# Your objective:
Would you please copy all of the data exactly, skipping the images?

# Supplied data:
------------------------------------

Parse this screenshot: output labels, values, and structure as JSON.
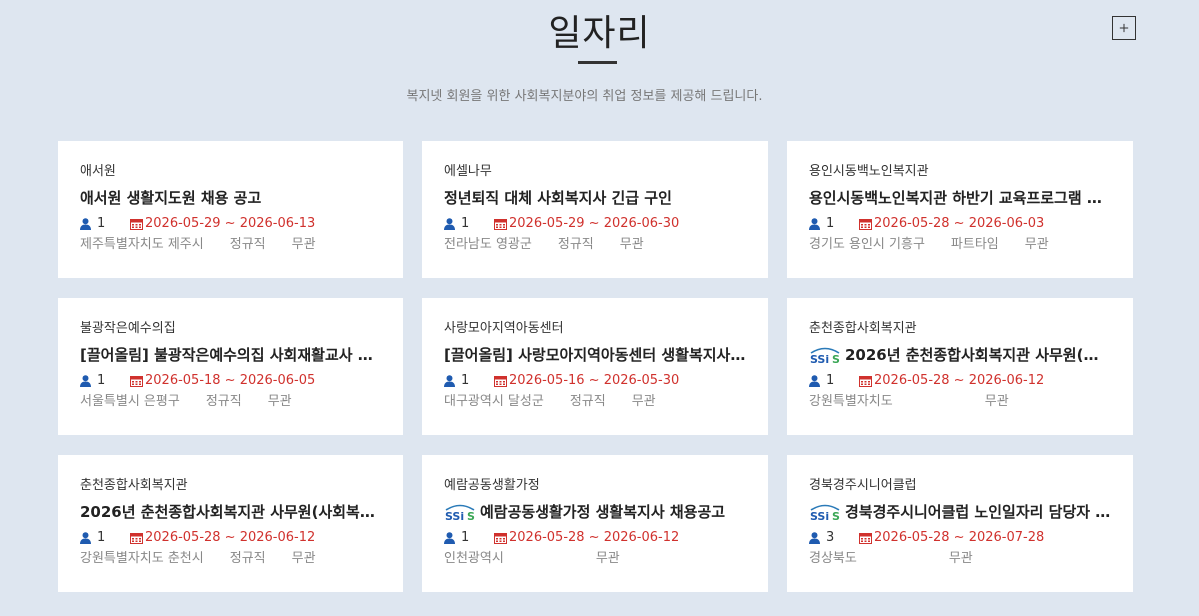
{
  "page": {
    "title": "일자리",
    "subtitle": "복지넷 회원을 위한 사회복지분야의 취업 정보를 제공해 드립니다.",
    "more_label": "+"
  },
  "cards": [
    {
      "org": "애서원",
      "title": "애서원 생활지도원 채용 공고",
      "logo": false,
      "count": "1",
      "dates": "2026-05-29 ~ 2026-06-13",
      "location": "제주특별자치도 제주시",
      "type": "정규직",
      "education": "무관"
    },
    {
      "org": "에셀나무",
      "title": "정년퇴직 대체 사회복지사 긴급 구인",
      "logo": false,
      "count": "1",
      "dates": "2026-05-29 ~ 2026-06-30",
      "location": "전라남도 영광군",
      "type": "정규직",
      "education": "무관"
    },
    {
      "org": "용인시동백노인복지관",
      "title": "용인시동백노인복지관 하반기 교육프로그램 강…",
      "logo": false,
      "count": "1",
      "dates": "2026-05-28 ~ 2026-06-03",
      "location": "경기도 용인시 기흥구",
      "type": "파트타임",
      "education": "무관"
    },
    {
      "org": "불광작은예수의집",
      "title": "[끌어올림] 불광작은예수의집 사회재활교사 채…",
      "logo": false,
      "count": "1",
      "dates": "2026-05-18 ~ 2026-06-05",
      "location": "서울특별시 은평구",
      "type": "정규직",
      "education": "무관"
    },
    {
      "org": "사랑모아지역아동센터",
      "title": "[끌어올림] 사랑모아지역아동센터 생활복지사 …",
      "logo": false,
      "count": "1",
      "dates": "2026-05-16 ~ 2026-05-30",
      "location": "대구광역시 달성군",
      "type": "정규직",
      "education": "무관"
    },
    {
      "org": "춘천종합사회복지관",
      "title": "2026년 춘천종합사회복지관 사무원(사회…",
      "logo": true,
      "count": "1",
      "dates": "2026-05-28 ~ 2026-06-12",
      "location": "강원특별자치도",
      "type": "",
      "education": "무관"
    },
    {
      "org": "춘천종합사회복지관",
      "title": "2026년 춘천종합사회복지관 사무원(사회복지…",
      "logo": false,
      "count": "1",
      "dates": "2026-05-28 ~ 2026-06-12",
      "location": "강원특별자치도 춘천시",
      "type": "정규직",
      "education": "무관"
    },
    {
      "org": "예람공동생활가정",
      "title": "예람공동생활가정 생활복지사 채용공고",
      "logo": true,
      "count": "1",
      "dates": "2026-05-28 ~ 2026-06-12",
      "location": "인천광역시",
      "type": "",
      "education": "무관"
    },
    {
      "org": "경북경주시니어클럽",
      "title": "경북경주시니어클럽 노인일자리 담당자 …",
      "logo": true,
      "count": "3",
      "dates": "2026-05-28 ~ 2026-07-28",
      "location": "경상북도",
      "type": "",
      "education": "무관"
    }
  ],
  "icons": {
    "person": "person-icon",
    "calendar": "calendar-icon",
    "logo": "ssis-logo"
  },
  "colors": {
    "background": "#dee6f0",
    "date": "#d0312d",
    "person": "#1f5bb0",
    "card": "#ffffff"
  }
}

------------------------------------

# Response below:
Parse this screenshot: output labels, values, and structure as JSON.
{
  "page": {
    "title": "일자리",
    "subtitle": "복지넷 회원을 위한 사회복지분야의 취업 정보를 제공해 드립니다.",
    "more_label": "+"
  },
  "cards": [
    {
      "org": "애서원",
      "title": "애서원 생활지도원 채용 공고",
      "logo": false,
      "count": "1",
      "dates": "2026-05-29 ~ 2026-06-13",
      "location": "제주특별자치도 제주시",
      "type": "정규직",
      "education": "무관"
    },
    {
      "org": "에셀나무",
      "title": "정년퇴직 대체 사회복지사 긴급 구인",
      "logo": false,
      "count": "1",
      "dates": "2026-05-29 ~ 2026-06-30",
      "location": "전라남도 영광군",
      "type": "정규직",
      "education": "무관"
    },
    {
      "org": "용인시동백노인복지관",
      "title": "용인시동백노인복지관 하반기 교육프로그램 강…",
      "logo": false,
      "count": "1",
      "dates": "2026-05-28 ~ 2026-06-03",
      "location": "경기도 용인시 기흥구",
      "type": "파트타임",
      "education": "무관"
    },
    {
      "org": "불광작은예수의집",
      "title": "[끌어올림] 불광작은예수의집 사회재활교사 채…",
      "logo": false,
      "count": "1",
      "dates": "2026-05-18 ~ 2026-06-05",
      "location": "서울특별시 은평구",
      "type": "정규직",
      "education": "무관"
    },
    {
      "org": "사랑모아지역아동센터",
      "title": "[끌어올림] 사랑모아지역아동센터 생활복지사 …",
      "logo": false,
      "count": "1",
      "dates": "2026-05-16 ~ 2026-05-30",
      "location": "대구광역시 달성군",
      "type": "정규직",
      "education": "무관"
    },
    {
      "org": "춘천종합사회복지관",
      "title": "2026년 춘천종합사회복지관 사무원(사회…",
      "logo": true,
      "count": "1",
      "dates": "2026-05-28 ~ 2026-06-12",
      "location": "강원특별자치도",
      "type": "",
      "education": "무관"
    },
    {
      "org": "춘천종합사회복지관",
      "title": "2026년 춘천종합사회복지관 사무원(사회복지…",
      "logo": false,
      "count": "1",
      "dates": "2026-05-28 ~ 2026-06-12",
      "location": "강원특별자치도 춘천시",
      "type": "정규직",
      "education": "무관"
    },
    {
      "org": "예람공동생활가정",
      "title": "예람공동생활가정 생활복지사 채용공고",
      "logo": true,
      "count": "1",
      "dates": "2026-05-28 ~ 2026-06-12",
      "location": "인천광역시",
      "type": "",
      "education": "무관"
    },
    {
      "org": "경북경주시니어클럽",
      "title": "경북경주시니어클럽 노인일자리 담당자 …",
      "logo": true,
      "count": "3",
      "dates": "2026-05-28 ~ 2026-07-28",
      "location": "경상북도",
      "type": "",
      "education": "무관"
    }
  ],
  "icons": {
    "person": "person-icon",
    "calendar": "calendar-icon",
    "logo": "ssis-logo"
  },
  "colors": {
    "background": "#dee6f0",
    "date": "#d0312d",
    "person": "#1f5bb0",
    "card": "#ffffff"
  }
}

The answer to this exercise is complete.